Turkish economic growth climbs 6.7 percent on credit boom

Turkey’s gross domestic product expanded by an annual 6.7 percent in the third quarter of the year, growing at a faster pace than emerging market peers.

Growth was led by the finance industry, which expanded output by an annual 41 percent on the back of a massive expansion in credit, according to data published by the Turkish Statistical Institute on Monday. Household consumption rose by 9.2 percent and manufacturing grew by 8 percent.

Turkey’s government spurred economic activity this year by instructing state-run banks to lend at below market rates of interest and coercing other lenders into slashing borrowing costs. The initiative was backed by the central bank, which kept interest rates at below annual inflation and rewarded banks for achieving loan growth goals.   

GDP was expected to increase by an annual 4.8 percent in the quarter, according to the median estimate of 14 economists surveyed by Reuters. A poll by the state-run Anadolu news agency predicted growth of 5 percent.

The expansion in Turkey’s economy was accompanied by a a slump in the value of the Turkish lira, which has lost about a quarter of its value this year and a sharp deterioration in the trade balance, spurred by demand for imports. The losses for the lira and double-digit inflation have prompted the central bank to increase interest rates to 15 percent from 8.25 percent since September.

The economy grew by 15.6 percent in the third quarter compared with the previous three months, the institute said. The economy had contracted by an annual 9.9 percent in the second quarter due to the impact on activity caused by the COVID-19 pandemic.

The lira gained by 0.1 percent to 7.8281 per dollar after the data was published, little changed from earlier.
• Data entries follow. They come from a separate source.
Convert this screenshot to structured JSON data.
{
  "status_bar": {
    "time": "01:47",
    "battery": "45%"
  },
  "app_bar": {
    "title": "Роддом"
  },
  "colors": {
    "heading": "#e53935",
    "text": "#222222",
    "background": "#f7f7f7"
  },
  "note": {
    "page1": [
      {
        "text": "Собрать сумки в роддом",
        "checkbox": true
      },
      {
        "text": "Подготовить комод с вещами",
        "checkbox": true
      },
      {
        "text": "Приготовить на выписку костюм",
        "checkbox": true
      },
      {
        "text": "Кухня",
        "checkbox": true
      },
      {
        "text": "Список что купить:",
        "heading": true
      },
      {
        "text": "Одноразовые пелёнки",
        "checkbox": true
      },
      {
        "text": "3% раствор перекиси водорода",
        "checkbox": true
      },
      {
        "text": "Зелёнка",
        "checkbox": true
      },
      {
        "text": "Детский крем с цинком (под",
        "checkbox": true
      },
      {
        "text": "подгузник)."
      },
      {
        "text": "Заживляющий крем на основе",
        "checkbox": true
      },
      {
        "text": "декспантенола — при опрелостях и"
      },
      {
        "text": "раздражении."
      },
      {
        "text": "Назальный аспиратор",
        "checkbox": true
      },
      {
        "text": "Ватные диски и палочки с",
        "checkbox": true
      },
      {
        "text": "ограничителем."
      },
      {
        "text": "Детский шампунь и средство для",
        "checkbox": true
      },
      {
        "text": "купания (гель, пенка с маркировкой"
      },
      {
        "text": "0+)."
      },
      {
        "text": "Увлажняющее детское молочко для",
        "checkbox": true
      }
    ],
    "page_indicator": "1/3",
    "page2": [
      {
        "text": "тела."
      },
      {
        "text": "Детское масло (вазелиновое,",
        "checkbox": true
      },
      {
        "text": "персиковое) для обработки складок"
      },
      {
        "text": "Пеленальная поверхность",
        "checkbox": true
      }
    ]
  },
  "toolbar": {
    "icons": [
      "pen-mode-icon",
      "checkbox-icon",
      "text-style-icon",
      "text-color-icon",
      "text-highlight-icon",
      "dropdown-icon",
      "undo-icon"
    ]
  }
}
The foreign trade deficit widened by 76 percent to $40.3 billion in the first 10 months of the year, the statistics institute said in a separate report on Monday. In October alone, the deficit grew by an annual 34 percent, as imports rose by 8.4 percent to $19.7 billion, outpacing a 5.6 percent increase in exports to $17.3 billion.